Sometimes it takes a tragedy to find holes in state statutes, and Gov. Pat Quinn’s signing of legislation known as Patricia’s Law has helped repair one.
Patricia McNamara, 50, of Rockford, was killed in an October 2011 crash when a distracted driver ran a stop sign at Harmony Road and Route 20 near Marengo.
McHenry County Sheriff’s Police ticketed driver Kenneth Englert, 55, of Rochelle, for failure to obey a stop sign. Englert told police he was distracted by a cellphone call.
McHenry County Judge Robert Wilbrandt sentenced Englert to a $551 fine and court costs and 120 days of court supervision. The offense doesn’t even show up on Englert’s driving record, because a successful court supervision wipes the offender’s record clean.
This wasn’t Englert’s first driving offense. He’d had prior speeding convictions. What Patricia’s Law does is take away the option of giving court supervision to an individual ticketed in a fatal crash.
It doesn’t make much sense that anyone could be at fault in a fatal crash and not have any evidence of it on their driving record, particularly if it was not the person’s first offense.
The legislation, which included local sponsors Sen. Pamela Althoff, R-McHenry, and Rep. Jack Franks, D-Marengo, also had the support of Illinois Secretary of State Jesse White, who agreed that such offenses should stay on a driver’s record.

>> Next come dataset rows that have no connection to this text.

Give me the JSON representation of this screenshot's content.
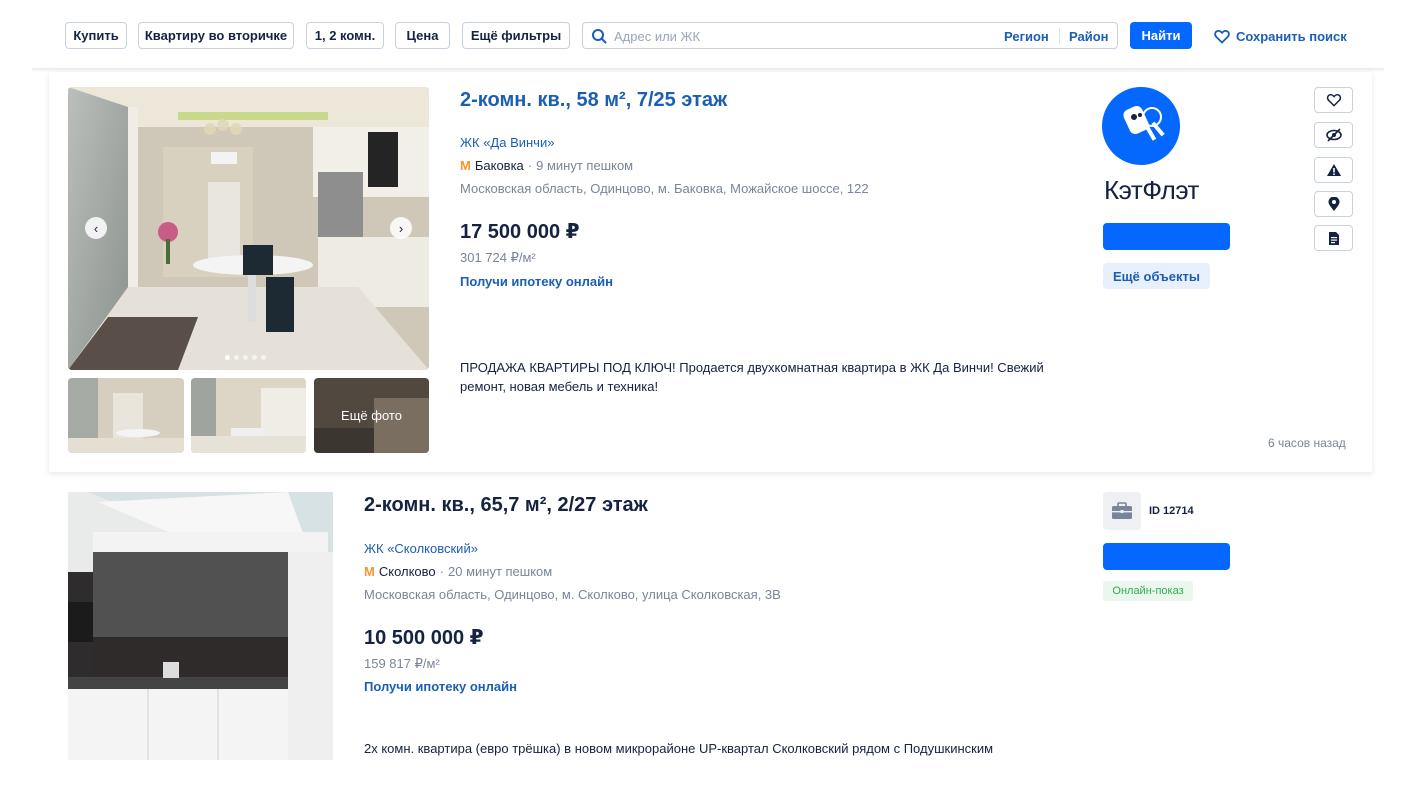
{
  "filters": {
    "buy": "Купить",
    "type": "Квартиру во вторичке",
    "rooms": "1, 2 комн.",
    "price": "Цена",
    "more": "Ещё фильтры"
  },
  "search": {
    "placeholder": "Адрес или ЖК",
    "region": "Регион",
    "district": "Район",
    "find": "Найти",
    "save": "Сохранить поиск"
  },
  "listings": [
    {
      "title": "2-комн. кв., 58 м², 7/25 этаж",
      "complex": "ЖК «Да Винчи»",
      "metro": "Баковка",
      "walk": "9 минут пешком",
      "address": "Московская область, Одинцово, м. Баковка, Можайское шоссе, 122",
      "price": "17 500 000 ₽",
      "price_per_m2": "301 724 ₽/м²",
      "mortgage": "Получи ипотеку онлайн",
      "description": "ПРОДАЖА КВАРТИРЫ ПОД КЛЮЧ! Продается двухкомнатная квартира в ЖК Да Винчи! Свежий ремонт, новая мебель и техника!",
      "more_photos": "Ещё фото",
      "posted": "6 часов назад",
      "agency": "КэтФлэт",
      "more_objects": "Ещё объекты"
    },
    {
      "title": "2-комн. кв., 65,7 м², 2/27 этаж",
      "complex": "ЖК «Сколковский»",
      "metro": "Сколково",
      "walk": "20 минут пешком",
      "address": "Московская область, Одинцово, м. Сколково, улица Сколковская, 3В",
      "price": "10 500 000 ₽",
      "price_per_m2": "159 817 ₽/м²",
      "mortgage": "Получи ипотеку онлайн",
      "description": "2х комн. квартира (евро трёшка) в новом микрорайоне UP-квартал Сколковский рядом с Подушкинским",
      "agent_id": "ID 12714",
      "online": "Онлайн-показ"
    }
  ],
  "colors": {
    "accent": "#0468ff",
    "link": "#1a5fb4",
    "text": "#152242",
    "muted": "#7a8599",
    "metro": "#f29a2e"
  }
}
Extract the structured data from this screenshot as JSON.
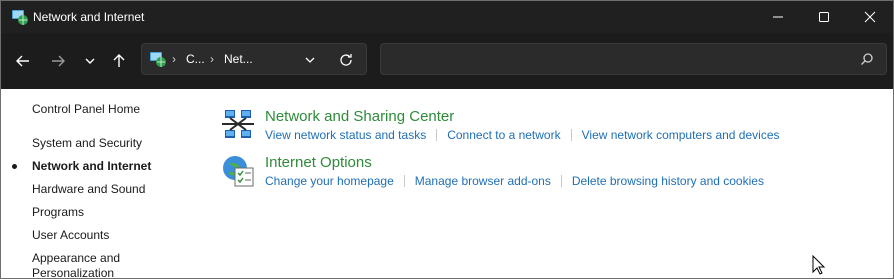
{
  "window": {
    "title": "Network and Internet",
    "icon": "network-globe-icon",
    "controls": [
      "minimize-icon",
      "maximize-icon",
      "close-icon"
    ]
  },
  "navigation": {
    "address": {
      "segments": [
        "C...",
        "Net..."
      ]
    },
    "search": {
      "placeholder": ""
    }
  },
  "sidebar": {
    "home_label": "Control Panel Home",
    "items": [
      {
        "label": "System and Security",
        "active": false
      },
      {
        "label": "Network and Internet",
        "active": true
      },
      {
        "label": "Hardware and Sound",
        "active": false
      },
      {
        "label": "Programs",
        "active": false
      },
      {
        "label": "User Accounts",
        "active": false
      },
      {
        "label": "Appearance and Personalization",
        "active": false
      }
    ]
  },
  "categories": [
    {
      "title": "Network and Sharing Center",
      "icon": "network-sharing-icon",
      "links": [
        "View network status and tasks",
        "Connect to a network",
        "View network computers and devices"
      ]
    },
    {
      "title": "Internet Options",
      "icon": "internet-options-icon",
      "links": [
        "Change your homepage",
        "Manage browser add-ons",
        "Delete browsing history and cookies"
      ]
    }
  ],
  "colors": {
    "titlebar": "#202020",
    "navbar": "#1c1c1c",
    "category_title": "#2e8b3a",
    "link": "#1f6fb5"
  }
}
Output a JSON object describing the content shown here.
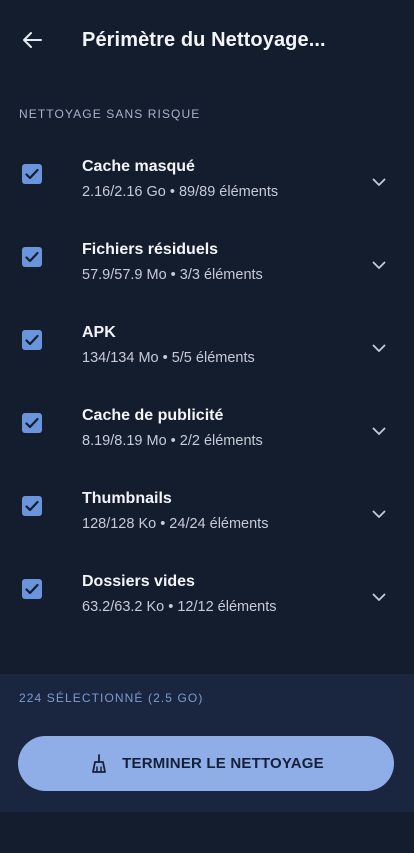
{
  "header": {
    "title": "Périmètre du Nettoyage...",
    "back_icon": "arrow-left-icon"
  },
  "section": {
    "label": "NETTOYAGE SANS RISQUE"
  },
  "items": [
    {
      "title": "Cache masqué",
      "subtitle": "2.16/2.16 Go • 89/89 éléments",
      "checked": true
    },
    {
      "title": "Fichiers résiduels",
      "subtitle": "57.9/57.9 Mo • 3/3 éléments",
      "checked": true
    },
    {
      "title": "APK",
      "subtitle": "134/134 Mo • 5/5 éléments",
      "checked": true
    },
    {
      "title": "Cache de publicité",
      "subtitle": "8.19/8.19 Mo • 2/2 éléments",
      "checked": true
    },
    {
      "title": "Thumbnails",
      "subtitle": "128/128 Ko • 24/24 éléments",
      "checked": true
    },
    {
      "title": "Dossiers vides",
      "subtitle": "63.2/63.2 Ko • 12/12 éléments",
      "checked": true
    }
  ],
  "footer": {
    "selected_label": "224 SÉLECTIONNÉ (2.5 GO)",
    "button_label": "TERMINER LE NETTOYAGE",
    "button_icon": "broom-icon"
  },
  "colors": {
    "background": "#141d2e",
    "panel": "#1a2540",
    "accent": "#8faee8",
    "checkbox": "#6a95dc"
  }
}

Legislators sometimes can be too meddlesome when it comes to mandatory sentencing. But we’re not talking about a mandatory prison or jail term here, just a conviction and removal of the court supervision option for judges.

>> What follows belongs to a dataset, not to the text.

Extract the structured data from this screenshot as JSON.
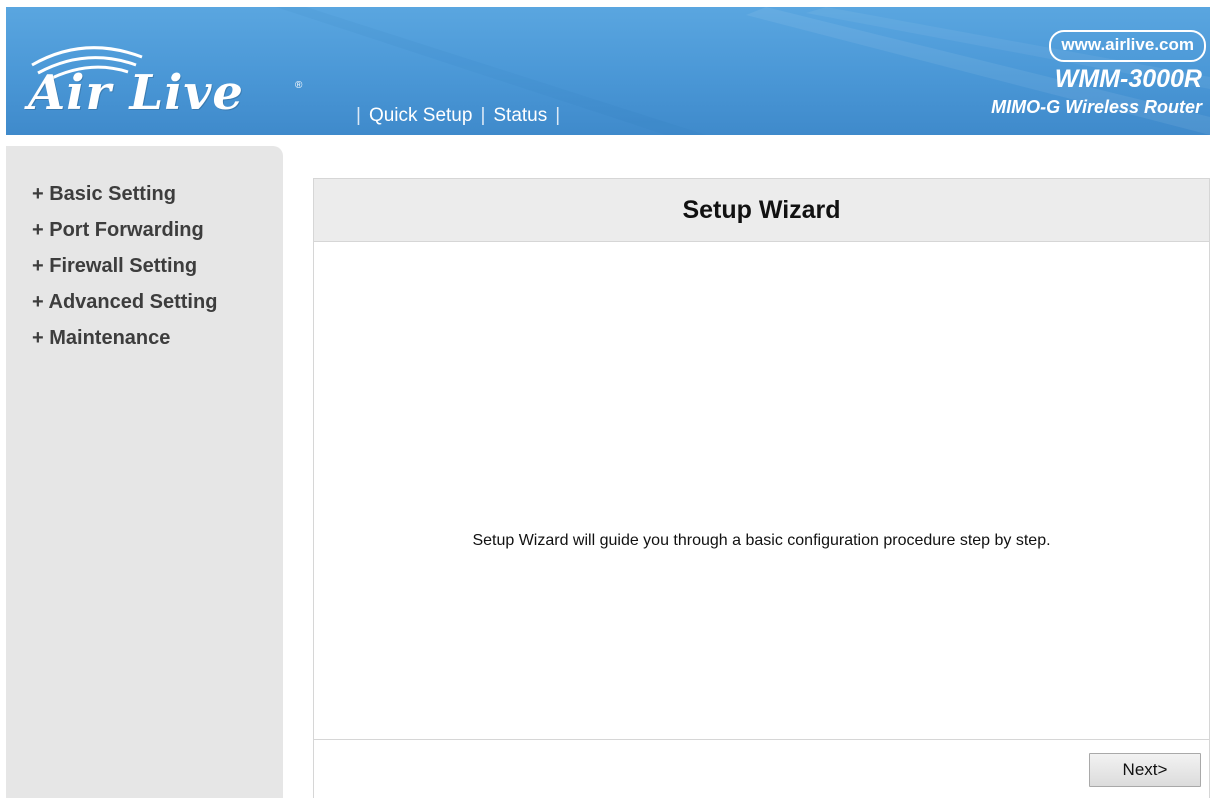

Drivers make mistakes, and accidents are accidents, although many can be prevented. But when a crash takes the life of another individual, it’s not in the best interest of Illinois residents to let the driver completely off the hook.